PROVIDENCE, R.I. (AP) - A lawyer who the state says was responsible for missing a deadline to appeal a costly Superior Court decision resigned Monday amid mounting criticism.

Gregory Hazian, a lawyer for the Office of Health and Human Services, resigned after the agency said he failed to notify his bosses about a court decision and its deadline for appeal.

The decision means the state agency could have to pay about $24 million in Medicaid payments to dozens of nursing homes. The state missed a May 23 deadline to appeal the decision and asked for more time Friday.

In a statement, Democratic Gov. Gina Raimondo said she would hold “the people who put us in this position” accountable.
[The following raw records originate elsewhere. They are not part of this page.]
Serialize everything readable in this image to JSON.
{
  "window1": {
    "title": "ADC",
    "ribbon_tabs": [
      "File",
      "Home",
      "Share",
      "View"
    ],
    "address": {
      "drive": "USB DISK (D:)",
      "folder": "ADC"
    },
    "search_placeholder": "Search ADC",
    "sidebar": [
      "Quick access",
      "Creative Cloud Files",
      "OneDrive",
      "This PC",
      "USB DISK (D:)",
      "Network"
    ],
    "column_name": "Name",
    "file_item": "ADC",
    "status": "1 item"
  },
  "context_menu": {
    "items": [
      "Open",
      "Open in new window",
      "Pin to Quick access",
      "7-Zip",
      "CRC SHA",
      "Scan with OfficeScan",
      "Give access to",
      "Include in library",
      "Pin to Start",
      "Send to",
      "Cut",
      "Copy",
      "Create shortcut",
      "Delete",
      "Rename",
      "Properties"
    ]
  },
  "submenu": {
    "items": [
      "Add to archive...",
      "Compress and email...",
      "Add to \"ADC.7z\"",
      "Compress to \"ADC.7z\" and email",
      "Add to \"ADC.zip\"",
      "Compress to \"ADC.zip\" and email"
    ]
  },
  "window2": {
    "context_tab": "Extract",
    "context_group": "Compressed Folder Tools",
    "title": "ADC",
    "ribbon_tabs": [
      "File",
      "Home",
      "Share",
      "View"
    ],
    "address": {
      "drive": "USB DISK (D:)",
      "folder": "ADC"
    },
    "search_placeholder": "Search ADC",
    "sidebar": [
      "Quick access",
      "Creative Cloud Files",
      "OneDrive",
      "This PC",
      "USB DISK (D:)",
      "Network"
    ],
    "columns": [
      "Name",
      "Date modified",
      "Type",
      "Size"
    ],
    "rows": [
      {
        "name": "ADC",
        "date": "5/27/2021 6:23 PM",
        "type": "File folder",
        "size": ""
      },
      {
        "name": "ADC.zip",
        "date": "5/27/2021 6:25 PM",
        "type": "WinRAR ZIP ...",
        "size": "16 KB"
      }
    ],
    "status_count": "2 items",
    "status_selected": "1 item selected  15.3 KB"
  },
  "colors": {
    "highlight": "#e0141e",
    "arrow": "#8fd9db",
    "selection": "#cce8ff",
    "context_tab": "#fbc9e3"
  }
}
“I am deeply disappointed and frustrated by this development. It is unacceptable,” she said.



Raimondo later said in a news conference that she had asked the attorney general to investigate Hazian.

Hazian had been placed on leave pending an agency investigation before he quit. His boss, Deborah George, has also been placed on leave.

In a court affidavit, George said Hazian did not tell the agency about the court’s decision or the deadline. Hazian was the agency’s only counsel of record on the case and therefore the only one notified about the decision.

George also said Hazian was removed from the state’s attorney rolls in January. He didn’t tell the agency about that either, George wrote.

WPRI-TV reports Hazian was removed because he failed to complete continuing education for 12 straight years. He also did not show up to a Dec. 14 court hearing to explain the missed sessions.

Hazian declined to comment to WPRI-TV and has not responded to a request from The Associated Press.

The case involves a state law that calls for a two percent reduction in Medicaid payments provided by the state to nursing homes. The court sided with the nursing homes, which would require the state to pay roughly $8 million annually for three fiscal years.

The state believes it could win the case if the court allows it to appeal.

“That’s bologna,” said Virginia Burke, the president and CEO of the Rhode Island Health Care Association, an association of nursing facilities. Burke said the case was rightly decided, and the state made an unauthorized rate cut regardless of Hazian. “This case should never have happened.”

The potential liability comes as lawmakers prepare to unveil their budget proposal. Larry Berman, a spokesman for House Speaker Nicholas Mattiello, said it was “another moving piece” to consider.

___

Information from: WPRI-TV, http://www.wpri.com

Sign up for Daily Newsletters

Manage Newsletters

Copyright © 2021 The Washington Times, LLC.

Please read our comment policy before commenting.

 

Click to Read More and View Comments

Click to Hide